● TRY IT:
Your answer should be the records, copied exactly, with the pictures removed.
***** MATERIALS PROVIDED *****
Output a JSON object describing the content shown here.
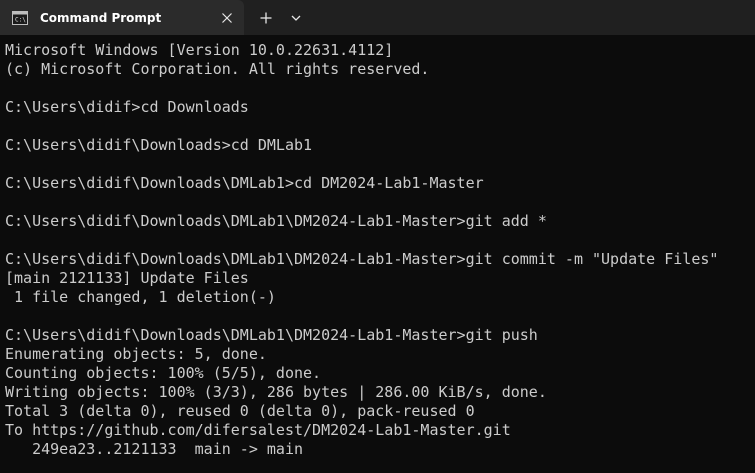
{
  "tab": {
    "title": "Command Prompt",
    "icon": "command-prompt-icon"
  },
  "tab_actions": {
    "close_icon": "close-icon",
    "new_tab_icon": "plus-icon",
    "dropdown_icon": "chevron-down-icon"
  },
  "terminal": {
    "lines": [
      "Microsoft Windows [Version 10.0.22631.4112]",
      "(c) Microsoft Corporation. All rights reserved.",
      "",
      "C:\\Users\\didif>cd Downloads",
      "",
      "C:\\Users\\didif\\Downloads>cd DMLab1",
      "",
      "C:\\Users\\didif\\Downloads\\DMLab1>cd DM2024-Lab1-Master",
      "",
      "C:\\Users\\didif\\Downloads\\DMLab1\\DM2024-Lab1-Master>git add *",
      "",
      "C:\\Users\\didif\\Downloads\\DMLab1\\DM2024-Lab1-Master>git commit -m \"Update Files\"",
      "[main 2121133] Update Files",
      " 1 file changed, 1 deletion(-)",
      "",
      "C:\\Users\\didif\\Downloads\\DMLab1\\DM2024-Lab1-Master>git push",
      "Enumerating objects: 5, done.",
      "Counting objects: 100% (5/5), done.",
      "Writing objects: 100% (3/3), 286 bytes | 286.00 KiB/s, done.",
      "Total 3 (delta 0), reused 0 (delta 0), pack-reused 0",
      "To https://github.com/difersalest/DM2024-Lab1-Master.git",
      "   249ea23..2121133  main -> main"
    ]
  },
  "colors": {
    "terminal_bg": "#0c0c0c",
    "terminal_fg": "#cccccc",
    "tabbar_bg": "#202020",
    "tab_active_bg": "#2b2b2b"
  }
}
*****
● WRITTEN SOLUTION:
Output a JSON object describing the content shown here.
{
  "tab": {
    "title": "Command Prompt",
    "icon": "command-prompt-icon"
  },
  "tab_actions": {
    "close_icon": "close-icon",
    "new_tab_icon": "plus-icon",
    "dropdown_icon": "chevron-down-icon"
  },
  "terminal": {
    "lines": [
      "Microsoft Windows [Version 10.0.22631.4112]",
      "(c) Microsoft Corporation. All rights reserved.",
      "",
      "C:\\Users\\didif>cd Downloads",
      "",
      "C:\\Users\\didif\\Downloads>cd DMLab1",
      "",
      "C:\\Users\\didif\\Downloads\\DMLab1>cd DM2024-Lab1-Master",
      "",
      "C:\\Users\\didif\\Downloads\\DMLab1\\DM2024-Lab1-Master>git add *",
      "",
      "C:\\Users\\didif\\Downloads\\DMLab1\\DM2024-Lab1-Master>git commit -m \"Update Files\"",
      "[main 2121133] Update Files",
      " 1 file changed, 1 deletion(-)",
      "",
      "C:\\Users\\didif\\Downloads\\DMLab1\\DM2024-Lab1-Master>git push",
      "Enumerating objects: 5, done.",
      "Counting objects: 100% (5/5), done.",
      "Writing objects: 100% (3/3), 286 bytes | 286.00 KiB/s, done.",
      "Total 3 (delta 0), reused 0 (delta 0), pack-reused 0",
      "To https://github.com/difersalest/DM2024-Lab1-Master.git",
      "   249ea23..2121133  main -> main"
    ]
  },
  "colors": {
    "terminal_bg": "#0c0c0c",
    "terminal_fg": "#cccccc",
    "tabbar_bg": "#202020",
    "tab_active_bg": "#2b2b2b"
  }
}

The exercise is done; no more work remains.